*** Opening of Study material ***

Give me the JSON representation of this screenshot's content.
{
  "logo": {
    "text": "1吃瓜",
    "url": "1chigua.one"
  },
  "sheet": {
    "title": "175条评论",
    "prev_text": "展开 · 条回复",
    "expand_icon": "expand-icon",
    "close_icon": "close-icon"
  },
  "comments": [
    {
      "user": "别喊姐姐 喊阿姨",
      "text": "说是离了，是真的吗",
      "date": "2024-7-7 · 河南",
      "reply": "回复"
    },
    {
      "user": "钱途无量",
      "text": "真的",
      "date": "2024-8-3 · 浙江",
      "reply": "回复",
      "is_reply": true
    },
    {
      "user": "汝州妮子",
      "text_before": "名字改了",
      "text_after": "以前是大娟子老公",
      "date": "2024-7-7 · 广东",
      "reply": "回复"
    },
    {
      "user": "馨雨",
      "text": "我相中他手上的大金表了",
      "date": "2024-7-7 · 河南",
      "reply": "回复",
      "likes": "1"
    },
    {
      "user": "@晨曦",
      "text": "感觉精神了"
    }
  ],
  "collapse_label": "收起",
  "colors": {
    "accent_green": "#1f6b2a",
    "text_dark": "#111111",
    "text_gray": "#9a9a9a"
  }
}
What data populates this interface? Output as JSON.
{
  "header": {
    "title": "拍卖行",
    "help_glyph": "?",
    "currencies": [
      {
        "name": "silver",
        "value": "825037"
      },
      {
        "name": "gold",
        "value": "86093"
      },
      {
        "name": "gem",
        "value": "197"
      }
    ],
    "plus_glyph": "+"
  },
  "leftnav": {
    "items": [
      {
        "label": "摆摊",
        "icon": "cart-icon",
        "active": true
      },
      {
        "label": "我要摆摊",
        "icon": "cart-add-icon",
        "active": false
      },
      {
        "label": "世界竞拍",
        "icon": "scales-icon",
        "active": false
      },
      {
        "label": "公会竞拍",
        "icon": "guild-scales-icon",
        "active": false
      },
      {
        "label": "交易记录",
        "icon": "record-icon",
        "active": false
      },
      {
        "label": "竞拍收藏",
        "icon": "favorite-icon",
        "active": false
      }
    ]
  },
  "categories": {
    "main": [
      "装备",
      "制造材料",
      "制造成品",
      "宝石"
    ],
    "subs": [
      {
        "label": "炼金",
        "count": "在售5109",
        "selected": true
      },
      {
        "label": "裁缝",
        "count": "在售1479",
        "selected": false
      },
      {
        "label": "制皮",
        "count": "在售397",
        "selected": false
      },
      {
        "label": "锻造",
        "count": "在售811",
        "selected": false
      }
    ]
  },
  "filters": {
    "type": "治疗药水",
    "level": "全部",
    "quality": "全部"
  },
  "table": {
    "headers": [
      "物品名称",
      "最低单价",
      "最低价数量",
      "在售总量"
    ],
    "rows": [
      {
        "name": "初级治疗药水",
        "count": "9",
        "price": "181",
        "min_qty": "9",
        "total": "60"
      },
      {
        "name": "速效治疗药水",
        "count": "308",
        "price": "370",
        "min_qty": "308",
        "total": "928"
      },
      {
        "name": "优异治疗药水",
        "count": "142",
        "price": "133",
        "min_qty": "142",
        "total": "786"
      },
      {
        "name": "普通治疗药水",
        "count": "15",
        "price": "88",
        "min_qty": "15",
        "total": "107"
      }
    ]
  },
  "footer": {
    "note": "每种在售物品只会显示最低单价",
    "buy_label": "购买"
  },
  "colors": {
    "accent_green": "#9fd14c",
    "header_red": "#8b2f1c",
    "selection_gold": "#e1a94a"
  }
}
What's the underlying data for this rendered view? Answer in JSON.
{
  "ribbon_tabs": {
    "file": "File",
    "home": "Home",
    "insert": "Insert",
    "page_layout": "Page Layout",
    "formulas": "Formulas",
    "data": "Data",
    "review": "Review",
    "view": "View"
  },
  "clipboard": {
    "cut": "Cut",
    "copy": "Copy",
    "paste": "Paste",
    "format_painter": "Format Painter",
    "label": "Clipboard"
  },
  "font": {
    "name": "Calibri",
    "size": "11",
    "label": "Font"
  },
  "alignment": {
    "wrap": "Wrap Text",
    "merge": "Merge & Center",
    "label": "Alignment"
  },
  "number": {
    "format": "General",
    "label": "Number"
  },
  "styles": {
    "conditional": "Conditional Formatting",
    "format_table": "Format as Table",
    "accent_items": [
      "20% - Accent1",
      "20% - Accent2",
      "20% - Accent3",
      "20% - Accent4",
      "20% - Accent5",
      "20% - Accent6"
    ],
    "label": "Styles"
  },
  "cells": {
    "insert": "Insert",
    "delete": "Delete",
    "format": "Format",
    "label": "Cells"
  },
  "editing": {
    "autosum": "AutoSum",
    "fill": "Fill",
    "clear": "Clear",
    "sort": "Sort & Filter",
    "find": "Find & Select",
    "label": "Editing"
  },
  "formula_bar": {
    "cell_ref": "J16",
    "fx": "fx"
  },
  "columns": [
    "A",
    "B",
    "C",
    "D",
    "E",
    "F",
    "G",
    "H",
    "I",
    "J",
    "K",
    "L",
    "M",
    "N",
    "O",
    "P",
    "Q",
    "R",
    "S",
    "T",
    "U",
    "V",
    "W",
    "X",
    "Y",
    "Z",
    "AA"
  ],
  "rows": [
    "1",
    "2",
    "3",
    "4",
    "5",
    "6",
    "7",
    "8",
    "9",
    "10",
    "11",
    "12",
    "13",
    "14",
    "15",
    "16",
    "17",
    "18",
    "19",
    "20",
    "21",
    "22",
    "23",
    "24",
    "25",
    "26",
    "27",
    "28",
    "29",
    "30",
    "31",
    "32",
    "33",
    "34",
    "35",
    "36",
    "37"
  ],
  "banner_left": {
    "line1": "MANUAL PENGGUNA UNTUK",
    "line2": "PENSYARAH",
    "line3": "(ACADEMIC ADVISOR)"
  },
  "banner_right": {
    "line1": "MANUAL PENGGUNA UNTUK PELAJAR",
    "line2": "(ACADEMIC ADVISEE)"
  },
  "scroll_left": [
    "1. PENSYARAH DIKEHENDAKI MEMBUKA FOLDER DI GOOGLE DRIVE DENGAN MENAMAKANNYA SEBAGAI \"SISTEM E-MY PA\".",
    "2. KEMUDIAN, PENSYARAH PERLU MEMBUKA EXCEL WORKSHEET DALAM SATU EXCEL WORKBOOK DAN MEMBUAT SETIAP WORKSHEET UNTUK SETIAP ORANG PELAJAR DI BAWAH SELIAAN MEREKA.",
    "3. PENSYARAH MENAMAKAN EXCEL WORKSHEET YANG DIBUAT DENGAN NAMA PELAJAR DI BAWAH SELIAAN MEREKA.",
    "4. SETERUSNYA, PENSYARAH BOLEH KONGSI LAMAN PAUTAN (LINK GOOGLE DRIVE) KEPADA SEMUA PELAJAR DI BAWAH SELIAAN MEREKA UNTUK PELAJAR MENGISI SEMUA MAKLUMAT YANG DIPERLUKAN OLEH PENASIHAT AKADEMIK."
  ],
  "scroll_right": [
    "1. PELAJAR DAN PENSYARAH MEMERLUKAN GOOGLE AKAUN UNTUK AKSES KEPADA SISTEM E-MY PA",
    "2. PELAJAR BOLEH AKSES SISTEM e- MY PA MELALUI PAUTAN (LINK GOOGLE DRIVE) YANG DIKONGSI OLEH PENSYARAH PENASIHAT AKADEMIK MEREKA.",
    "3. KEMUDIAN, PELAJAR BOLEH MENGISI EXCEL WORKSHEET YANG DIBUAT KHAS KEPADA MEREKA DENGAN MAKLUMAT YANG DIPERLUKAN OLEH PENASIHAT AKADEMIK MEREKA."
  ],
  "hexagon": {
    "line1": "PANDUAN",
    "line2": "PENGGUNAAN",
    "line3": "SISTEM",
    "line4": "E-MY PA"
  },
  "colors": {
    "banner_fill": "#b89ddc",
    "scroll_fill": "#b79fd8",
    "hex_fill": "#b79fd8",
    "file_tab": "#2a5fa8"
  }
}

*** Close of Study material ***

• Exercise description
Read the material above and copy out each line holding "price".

• Solution
        "price": "181",
        "price": "370",
        "price": "133",
        "price": "88",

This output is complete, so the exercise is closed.